**Element data from apps and pages**
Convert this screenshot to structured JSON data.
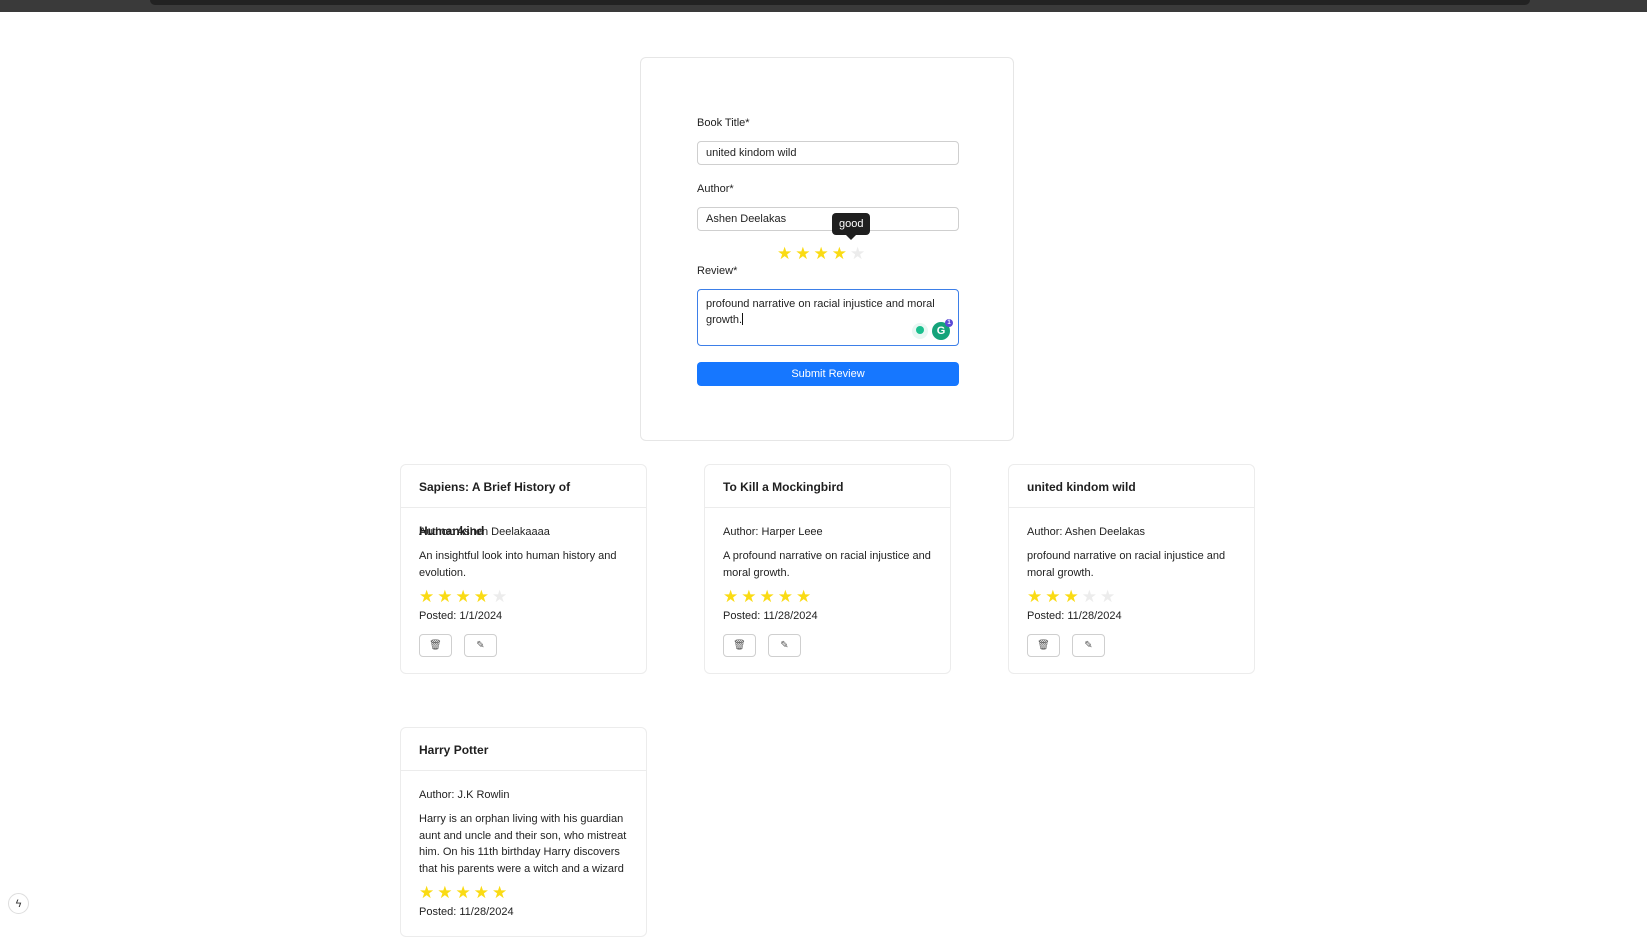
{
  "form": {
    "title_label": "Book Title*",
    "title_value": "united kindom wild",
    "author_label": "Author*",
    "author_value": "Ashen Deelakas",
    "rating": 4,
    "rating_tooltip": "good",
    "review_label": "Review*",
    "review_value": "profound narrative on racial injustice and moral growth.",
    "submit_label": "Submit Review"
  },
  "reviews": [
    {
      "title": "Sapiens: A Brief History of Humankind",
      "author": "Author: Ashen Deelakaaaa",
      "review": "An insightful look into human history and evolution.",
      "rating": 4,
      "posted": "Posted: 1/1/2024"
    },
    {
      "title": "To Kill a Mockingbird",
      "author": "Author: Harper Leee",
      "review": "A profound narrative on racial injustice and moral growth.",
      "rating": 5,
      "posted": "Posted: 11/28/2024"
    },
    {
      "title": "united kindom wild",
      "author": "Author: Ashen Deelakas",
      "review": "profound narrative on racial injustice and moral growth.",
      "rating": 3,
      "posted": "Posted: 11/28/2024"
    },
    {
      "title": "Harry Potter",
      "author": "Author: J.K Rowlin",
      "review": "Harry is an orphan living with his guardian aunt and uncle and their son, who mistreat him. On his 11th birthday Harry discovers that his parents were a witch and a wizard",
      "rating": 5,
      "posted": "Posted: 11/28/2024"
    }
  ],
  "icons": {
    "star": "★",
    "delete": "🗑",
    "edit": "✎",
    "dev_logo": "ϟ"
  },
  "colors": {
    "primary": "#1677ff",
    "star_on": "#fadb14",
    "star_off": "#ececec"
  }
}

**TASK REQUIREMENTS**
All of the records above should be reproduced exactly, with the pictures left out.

**ANSWER SECTION**
Convert this screenshot to structured JSON data.
{
  "form": {
    "title_label": "Book Title*",
    "title_value": "united kindom wild",
    "author_label": "Author*",
    "author_value": "Ashen Deelakas",
    "rating": 4,
    "rating_tooltip": "good",
    "review_label": "Review*",
    "review_value": "profound narrative on racial injustice and moral growth.",
    "submit_label": "Submit Review"
  },
  "reviews": [
    {
      "title": "Sapiens: A Brief History of Humankind",
      "author": "Author: Ashen Deelakaaaa",
      "review": "An insightful look into human history and evolution.",
      "rating": 4,
      "posted": "Posted: 1/1/2024"
    },
    {
      "title": "To Kill a Mockingbird",
      "author": "Author: Harper Leee",
      "review": "A profound narrative on racial injustice and moral growth.",
      "rating": 5,
      "posted": "Posted: 11/28/2024"
    },
    {
      "title": "united kindom wild",
      "author": "Author: Ashen Deelakas",
      "review": "profound narrative on racial injustice and moral growth.",
      "rating": 3,
      "posted": "Posted: 11/28/2024"
    },
    {
      "title": "Harry Potter",
      "author": "Author: J.K Rowlin",
      "review": "Harry is an orphan living with his guardian aunt and uncle and their son, who mistreat him. On his 11th birthday Harry discovers that his parents were a witch and a wizard",
      "rating": 5,
      "posted": "Posted: 11/28/2024"
    }
  ],
  "icons": {
    "star": "★",
    "delete": "🗑",
    "edit": "✎",
    "dev_logo": "ϟ"
  },
  "colors": {
    "primary": "#1677ff",
    "star_on": "#fadb14",
    "star_off": "#ececec"
  }
}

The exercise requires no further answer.